The Saimaa Canal and Russian Waters
Our passage through the Saimaa canal was mostly smooth. Apart from one, each of the locks was ready and waiting for us and as soon as we were in, the gate behind closed and we were dropped to the next level. Pailli lock is also the site of Russian boarder control and we had to wait for two big ships to pass. The inspection of the ship before us took an hour and then it was our turn. It took an hour to scrutinise our passports and inspect Antipole, which included photographing the contents of every locker and nook and cranny under every floor board. After 3½ hours we were through! We spent the night just before the last lock, so the next morning we passed out of the canal to the Russian customs inspection. As we were not stopping in Russia, this was relatively straight forward.
Clear of the canal we hoisted sail and had a gentle sail down past Vyborg before picking up a good wind for our run westwards. It was an excellent fast passage and we crossed the border back into Finland after just 7½ hours. ¾nm over the border we put into the island of Santio where we had arranged for border and customs inspections as we re-entered the EU and Schengen area, which took 15 minutes. However, Santio is within the border exclusion zone and, as it was only late afternoon, we were required to move on. The wind faded as the evening came. We were unable to anchor anywhere, the whole area being smooth rock or bolder, so we had to motor 1½ hours to Tammio.
Tammio is a small island with what has been described as the last unspoilt fishing village in the Gulf of Finland. It comprises smooth rock which makes for good slipways in the harbour, which are dotted with fishermen’s huts perched on boulders.

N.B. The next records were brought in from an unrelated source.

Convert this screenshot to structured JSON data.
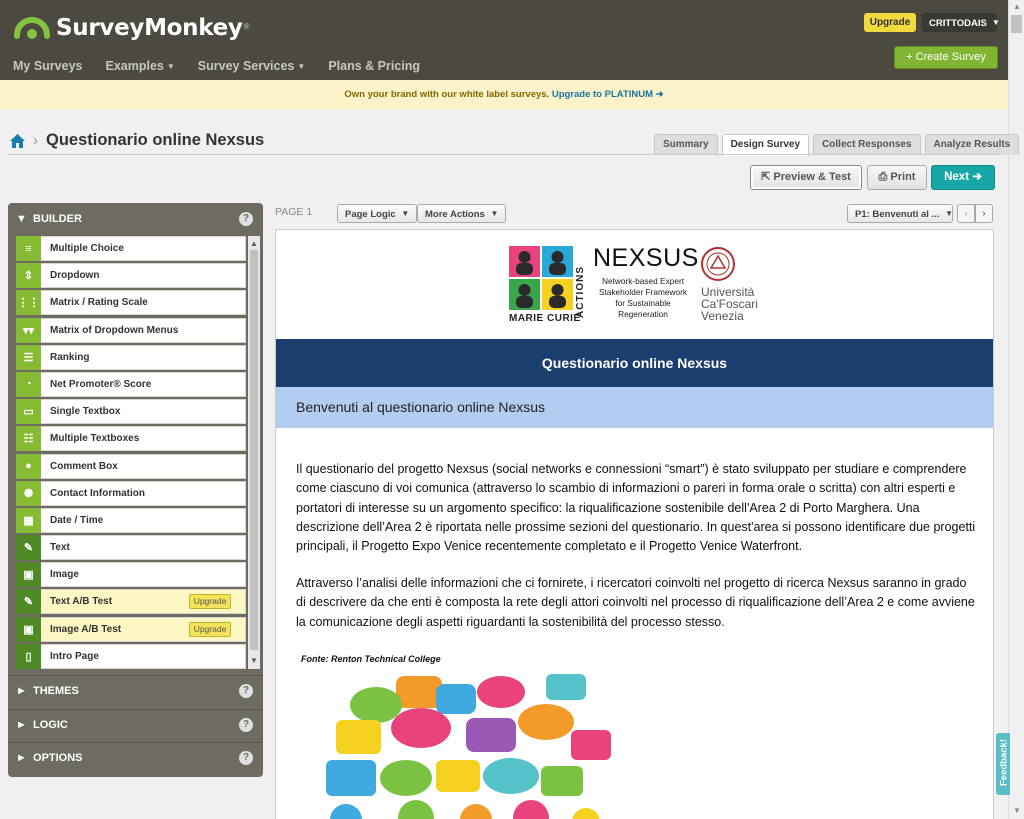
{
  "brand": {
    "name": "SurveyMonkey",
    "registered": "®"
  },
  "nav": [
    {
      "label": "My Surveys",
      "dropdown": false
    },
    {
      "label": "Examples",
      "dropdown": true
    },
    {
      "label": "Survey Services",
      "dropdown": true
    },
    {
      "label": "Plans & Pricing",
      "dropdown": false
    }
  ],
  "account": {
    "upgrade_label": "Upgrade",
    "username": "CRITTODAIS",
    "create_label": "+ Create Survey"
  },
  "promo": {
    "text": "Own your brand with our white label surveys.",
    "link": "Upgrade to PLATINUM"
  },
  "breadcrumb": {
    "title": "Questionario online Nexsus"
  },
  "tabs": [
    {
      "label": "Summary",
      "active": false
    },
    {
      "label": "Design Survey",
      "active": true
    },
    {
      "label": "Collect Responses",
      "active": false
    },
    {
      "label": "Analyze Results",
      "active": false
    }
  ],
  "actions": {
    "preview": "Preview & Test",
    "print": "Print",
    "next": "Next"
  },
  "builder": {
    "title": "BUILDER",
    "help": "?",
    "items": [
      {
        "label": "Multiple Choice",
        "icon": "list-icon",
        "glyph": "≡"
      },
      {
        "label": "Dropdown",
        "icon": "dropdown-icon",
        "glyph": "⇕"
      },
      {
        "label": "Matrix / Rating Scale",
        "icon": "matrix-icon",
        "glyph": "⋮⋮"
      },
      {
        "label": "Matrix of Dropdown Menus",
        "icon": "matrix-dropdown-icon",
        "glyph": "▾▾"
      },
      {
        "label": "Ranking",
        "icon": "ranking-icon",
        "glyph": "☰"
      },
      {
        "label": "Net Promoter® Score",
        "icon": "gauge-icon",
        "glyph": "◔"
      },
      {
        "label": "Single Textbox",
        "icon": "textbox-icon",
        "glyph": "▭"
      },
      {
        "label": "Multiple Textboxes",
        "icon": "textboxes-icon",
        "glyph": "☷"
      },
      {
        "label": "Comment Box",
        "icon": "comment-icon",
        "glyph": "●"
      },
      {
        "label": "Contact Information",
        "icon": "person-icon",
        "glyph": "⚉"
      },
      {
        "label": "Date / Time",
        "icon": "calendar-icon",
        "glyph": "▦"
      },
      {
        "label": "Text",
        "icon": "edit-icon",
        "glyph": "✎"
      },
      {
        "label": "Image",
        "icon": "image-icon",
        "glyph": "▣"
      },
      {
        "label": "Text A/B Test",
        "icon": "edit-icon",
        "glyph": "✎",
        "upgrade": "Upgrade"
      },
      {
        "label": "Image A/B Test",
        "icon": "image-icon",
        "glyph": "▣",
        "upgrade": "Upgrade"
      },
      {
        "label": "Intro Page",
        "icon": "page-icon",
        "glyph": "▯"
      }
    ]
  },
  "sections": [
    {
      "label": "THEMES",
      "help": "?"
    },
    {
      "label": "LOGIC",
      "help": "?"
    },
    {
      "label": "OPTIONS",
      "help": "?"
    }
  ],
  "page_toolbar": {
    "page": "PAGE 1",
    "page_logic": "Page Logic",
    "more_actions": "More Actions",
    "page_select": "P1: Benvenuti al ..."
  },
  "survey": {
    "logo": {
      "project": "NEXSUS",
      "project_sub": "Network-based Expert Stakeholder Framework for Sustainable Regeneration",
      "mc_side": "ACTIONS",
      "mc_bottom": "MARIE CURIE",
      "university": [
        "Università",
        "Ca'Foscari",
        "Venezia"
      ]
    },
    "title": "Questionario online Nexsus",
    "page_title": "Benvenuti al questionario online Nexsus",
    "paragraphs": [
      "Il questionario del progetto Nexsus (social networks e connessioni “smart”) è stato sviluppato per studiare e comprendere come ciascuno di voi comunica (attraverso lo scambio di informazioni o pareri in forma orale o scritta) con altri esperti e portatori di interesse su un argomento specifico: la riqualificazione sostenibile dell'Area 2 di Porto Marghera. Una descrizione dell’Area 2 è riportata nelle prossime sezioni del questionario. In quest'area si possono identificare due progetti principali, il Progetto Expo Venice recentemente completato e il Progetto Venice Waterfront.",
      "Attraverso l’analisi delle informazioni che ci fornirete, i ricercatori coinvolti nel progetto di ricerca Nexsus saranno in grado di descrivere da che enti è composta la rete degli attori coinvolti nel processo di riqualificazione dell’Area 2 e come avviene la comunicazione degli aspetti riguardanti la sostenibilità del processo stesso."
    ],
    "source": "Fonte: Renton Technical College"
  },
  "feedback": "Feedback!",
  "colors": {
    "topbar": "#4b4940",
    "green": "#84bb33",
    "teal": "#17a7a7",
    "navy": "#1c3e6e",
    "light_blue": "#b3cdf0",
    "promo": "#fcf2c9"
  }
}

These days, after over-fishing and Soviet-era pollution, there are scarcely any fish left in the Baltic and few sea birds. The island habitation is now mainly summer cottages. It is, however, gorgeous and we enjoyed walking along the streets which are either smooth rock or grass. The tree blossom, mainly viburnum, scented the air almost everywhere. There is no electricity, apart from solar panels, and no vehicles. Goods seem to be moved by wheel barrow. It was very quiet this early in the season and the one shop was not yet open.

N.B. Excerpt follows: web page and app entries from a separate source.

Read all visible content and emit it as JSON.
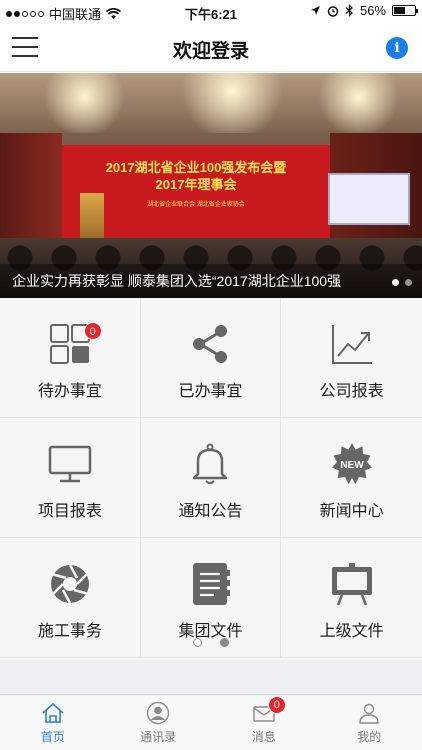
{
  "status_bar": {
    "carrier": "中国联通",
    "time": "下午6:21",
    "battery": "56%",
    "battery_level": 0.56
  },
  "nav": {
    "title": "欢迎登录",
    "menu_icon": "menu-icon",
    "info_label": "i"
  },
  "banner": {
    "backdrop_line1": "2017湖北省企业100强发布会暨",
    "backdrop_line2": "2017年理事会",
    "backdrop_line3": "湖北省企业联合会 湖北省企业家协会",
    "caption": "企业实力再获彰显 顺泰集团入选“2017湖北企业100强",
    "slide_count": 2,
    "active_slide": 1
  },
  "grid": {
    "items": [
      {
        "label": "待办事宜",
        "icon": "grid-icon",
        "badge": "0"
      },
      {
        "label": "已办事宜",
        "icon": "share-icon"
      },
      {
        "label": "公司报表",
        "icon": "trend-chart-icon"
      },
      {
        "label": "项目报表",
        "icon": "monitor-icon"
      },
      {
        "label": "通知公告",
        "icon": "bell-icon"
      },
      {
        "label": "新闻中心",
        "icon": "new-badge-icon",
        "icon_text": "NEW"
      },
      {
        "label": "施工事务",
        "icon": "aperture-icon"
      },
      {
        "label": "集团文件",
        "icon": "notebook-icon"
      },
      {
        "label": "上级文件",
        "icon": "easel-board-icon"
      }
    ],
    "page_count": 2,
    "active_page": 1
  },
  "tabbar": {
    "tabs": [
      {
        "label": "首页",
        "icon": "home-icon",
        "active": true
      },
      {
        "label": "通讯录",
        "icon": "contacts-icon",
        "active": false
      },
      {
        "label": "消息",
        "icon": "mail-icon",
        "active": false,
        "badge": "0"
      },
      {
        "label": "我的",
        "icon": "user-icon",
        "active": false
      }
    ]
  },
  "colors": {
    "accent": "#2d7fd8",
    "badge": "#e8262a",
    "icon_gray": "#666666"
  }
}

From Tammio we had a lovely 13nm sail to Hamina on the mainland. Hamina is a military town laid out in the form of a hexagonal wheel with radial streets centred on the town hall. Of more interest to us is the pleasant harbour wharf in the river where we berthed.
Opposite standing on its own island is the Hamina Yacht Club, dating from 1882. A little ferry boat shuttles to and fro from next to our berth. This evening, we took the ferry to visit the club in its magnificent pavilion overlooking the club pontoon moorings. We enjoyed a lovely meal there.

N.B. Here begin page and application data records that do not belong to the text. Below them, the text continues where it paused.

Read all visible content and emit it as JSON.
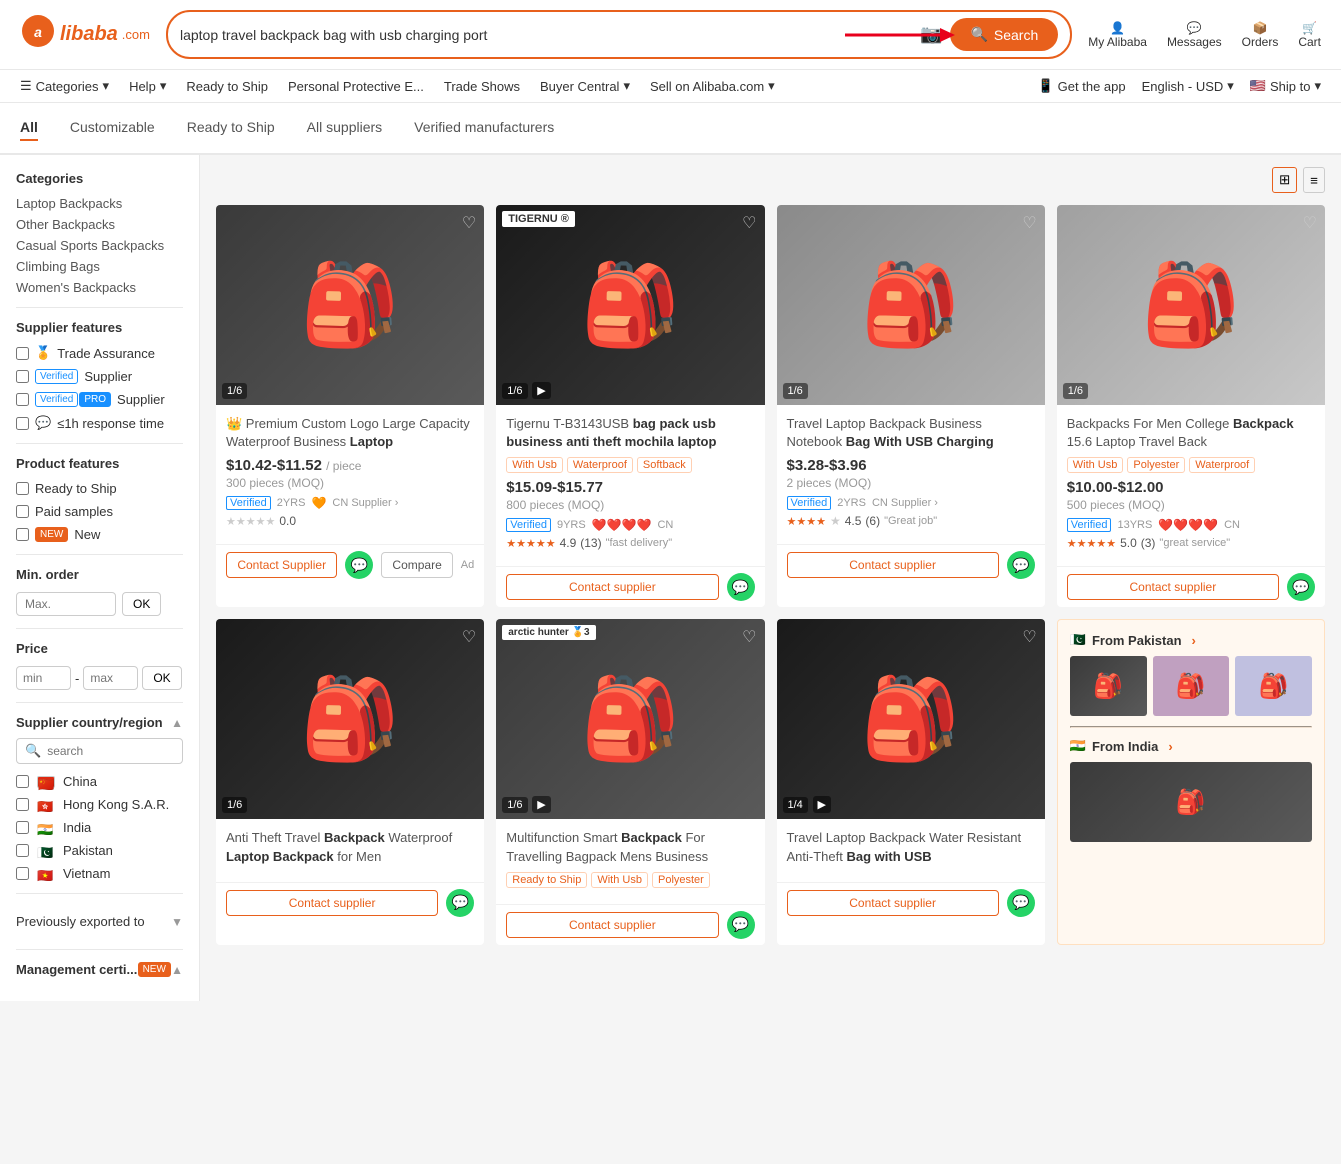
{
  "header": {
    "logo": "alibaba",
    "logo_com": ".com",
    "search_value": "laptop travel backpack bag with usb charging port",
    "search_placeholder": "laptop travel backpack bag with usb charging port",
    "search_label": "Search",
    "actions": [
      {
        "id": "my-alibaba",
        "icon": "👤",
        "label": "My Alibaba"
      },
      {
        "id": "messages",
        "icon": "💬",
        "label": "Messages"
      },
      {
        "id": "orders",
        "icon": "📦",
        "label": "Orders"
      },
      {
        "id": "cart",
        "icon": "🛒",
        "label": "Cart"
      }
    ]
  },
  "nav": {
    "items": [
      {
        "id": "categories",
        "label": "Categories",
        "has_arrow": true
      },
      {
        "id": "help",
        "label": "Help",
        "has_arrow": true
      },
      {
        "id": "ready-to-ship",
        "label": "Ready to Ship"
      },
      {
        "id": "personal-protective",
        "label": "Personal Protective E..."
      },
      {
        "id": "trade-shows",
        "label": "Trade Shows"
      },
      {
        "id": "buyer-central",
        "label": "Buyer Central",
        "has_arrow": true
      },
      {
        "id": "sell-on-alibaba",
        "label": "Sell on Alibaba.com",
        "has_arrow": true
      }
    ],
    "right": [
      {
        "id": "get-app",
        "icon": "📱",
        "label": "Get the app"
      },
      {
        "id": "language",
        "label": "English - USD",
        "has_arrow": true
      },
      {
        "id": "ship-to",
        "label": "Ship to 🇺🇸",
        "has_arrow": true
      }
    ]
  },
  "tabs": [
    {
      "id": "all",
      "label": "All",
      "active": true
    },
    {
      "id": "customizable",
      "label": "Customizable"
    },
    {
      "id": "ready-to-ship",
      "label": "Ready to Ship"
    },
    {
      "id": "all-suppliers",
      "label": "All suppliers"
    },
    {
      "id": "verified-manufacturers",
      "label": "Verified manufacturers"
    }
  ],
  "sidebar": {
    "categories_title": "Categories",
    "categories": [
      {
        "id": "laptop-backpacks",
        "label": "Laptop Backpacks"
      },
      {
        "id": "other-backpacks",
        "label": "Other Backpacks"
      },
      {
        "id": "casual-sports",
        "label": "Casual Sports Backpacks"
      },
      {
        "id": "climbing-bags",
        "label": "Climbing Bags"
      },
      {
        "id": "womens-backpacks",
        "label": "Women's Backpacks"
      }
    ],
    "supplier_features_title": "Supplier features",
    "supplier_features": [
      {
        "id": "trade-assurance",
        "label": "Trade Assurance",
        "badge": "🏅"
      },
      {
        "id": "verified-supplier",
        "label": "Supplier",
        "badge": "Verified",
        "badge_type": "blue"
      },
      {
        "id": "verified-pro-supplier",
        "label": "Supplier",
        "badge": "Verified PRO",
        "badge_type": "pro"
      },
      {
        "id": "response-time",
        "label": "≤1h response time",
        "badge": "💬"
      }
    ],
    "product_features_title": "Product features",
    "product_features": [
      {
        "id": "ready-to-ship",
        "label": "Ready to Ship"
      },
      {
        "id": "paid-samples",
        "label": "Paid samples"
      },
      {
        "id": "new-items",
        "label": "New",
        "badge": "NEW",
        "badge_type": "new"
      }
    ],
    "min_order_title": "Min. order",
    "min_order_placeholder": "Max.",
    "min_order_ok": "OK",
    "price_title": "Price",
    "price_min": "min",
    "price_max": "max",
    "price_ok": "OK",
    "supplier_country_title": "Supplier country/region",
    "country_search_placeholder": "search",
    "countries": [
      {
        "id": "china",
        "label": "China",
        "flag": "cn"
      },
      {
        "id": "hong-kong",
        "label": "Hong Kong S.A.R.",
        "flag": "hk"
      },
      {
        "id": "india",
        "label": "India",
        "flag": "in"
      },
      {
        "id": "pakistan",
        "label": "Pakistan",
        "flag": "pk"
      },
      {
        "id": "vietnam",
        "label": "Vietnam",
        "flag": "vn"
      }
    ],
    "prev_exported_title": "Previously exported to",
    "mgmt_cert_title": "Management certi...",
    "mgmt_cert_badge": "NEW"
  },
  "products": [
    {
      "id": "p1",
      "title_prefix": "Premium Custom Logo Large Capacity Waterproof Business ",
      "title_bold": "Laptop",
      "img_count": "1/6",
      "has_video": false,
      "crown": true,
      "price": "$10.42-$11.52",
      "price_unit": "/ piece",
      "moq": "300 pieces (MOQ)",
      "supplier_badge": "Verified",
      "supplier_years": "2YRS",
      "supplier_heart": "🧡",
      "supplier_country": "CN Supplier",
      "rating": "0.0",
      "rating_stars": 0,
      "rating_count": "",
      "rating_note": "",
      "tags": [],
      "action": "Contact Supplier",
      "has_compare": true,
      "ad": true
    },
    {
      "id": "p2",
      "title_prefix": "Tigernu T-B3143USB ",
      "title_bold": "bag pack usb business anti theft mochila laptop",
      "img_count": "1/6",
      "has_video": true,
      "crown": false,
      "brand": "TIGERNU",
      "price": "$15.09-$15.77",
      "price_unit": "",
      "moq": "800 pieces (MOQ)",
      "supplier_badge": "Verified",
      "supplier_years": "9YRS",
      "supplier_hearts": "❤️❤️❤️❤️",
      "supplier_country": "CN",
      "rating": "4.9",
      "rating_count": "(13)",
      "rating_note": "\"fast delivery\"",
      "tags": [
        "With Usb",
        "Waterproof",
        "Softback"
      ],
      "action": "Contact supplier",
      "has_compare": false,
      "ad": false
    },
    {
      "id": "p3",
      "title_prefix": "Travel Laptop Backpack Business Notebook ",
      "title_bold": "Bag With USB Charging",
      "img_count": "1/6",
      "has_video": false,
      "crown": false,
      "price": "$3.28-$3.96",
      "price_unit": "",
      "moq": "2 pieces (MOQ)",
      "supplier_badge": "Verified",
      "supplier_years": "2YRS",
      "supplier_country": "CN Supplier",
      "rating": "4.5",
      "rating_count": "(6)",
      "rating_note": "\"Great job\"",
      "tags": [],
      "action": "Contact supplier",
      "has_compare": false,
      "ad": false
    },
    {
      "id": "p4",
      "title_prefix": "Backpacks For Men College ",
      "title_bold": "Backpack",
      "title_suffix": " 15.6 Laptop Travel Back",
      "img_count": "1/6",
      "has_video": false,
      "crown": false,
      "price": "$10.00-$12.00",
      "price_unit": "",
      "moq": "500 pieces (MOQ)",
      "supplier_badge": "Verified",
      "supplier_years": "13YRS",
      "supplier_hearts": "❤️❤️❤️❤️",
      "supplier_country": "CN",
      "rating": "5.0",
      "rating_count": "(3)",
      "rating_note": "\"great service\"",
      "tags": [
        "With Usb",
        "Polyester",
        "Waterproof"
      ],
      "action": "Contact supplier",
      "has_compare": false,
      "ad": false
    },
    {
      "id": "p5",
      "title_prefix": "Anti Theft Travel ",
      "title_bold": "Backpack",
      "title_suffix": " Waterproof Laptop Backpack for Men",
      "img_count": "1/6",
      "has_video": false,
      "crown": false,
      "price": "",
      "moq": "",
      "tags": [],
      "action": "Contact supplier",
      "has_compare": false,
      "ad": false
    },
    {
      "id": "p6",
      "title_prefix": "Multifunction Smart ",
      "title_bold": "Backpack",
      "title_suffix": " For Travelling Bagpack Mens Business",
      "img_count": "1/6",
      "has_video": true,
      "crown": false,
      "brand": "arctic hunter",
      "price": "",
      "moq": "",
      "tags": [
        "Ready to Ship",
        "With Usb",
        "Polyester"
      ],
      "action": "Contact supplier",
      "has_compare": false,
      "ad": false
    },
    {
      "id": "p7",
      "title_prefix": "Travel Laptop Backpack Water Resistant Anti-Theft ",
      "title_bold": "Bag with USB",
      "img_count": "1/4",
      "has_video": true,
      "crown": false,
      "price": "",
      "moq": "",
      "tags": [],
      "action": "Contact supplier",
      "has_compare": false,
      "ad": false
    }
  ],
  "from_pakistan": {
    "title": "From Pakistan",
    "arrow": "›",
    "items": [
      "🎒",
      "🎒",
      "🎒"
    ]
  },
  "from_india": {
    "title": "From India",
    "arrow": "›"
  },
  "view_options": {
    "grid_icon": "⊞",
    "list_icon": "≡"
  }
}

On Sunday we will make the most of one day of northerly wind to sail out of here and head for Kotka.
Love to all
Tony & Ynskje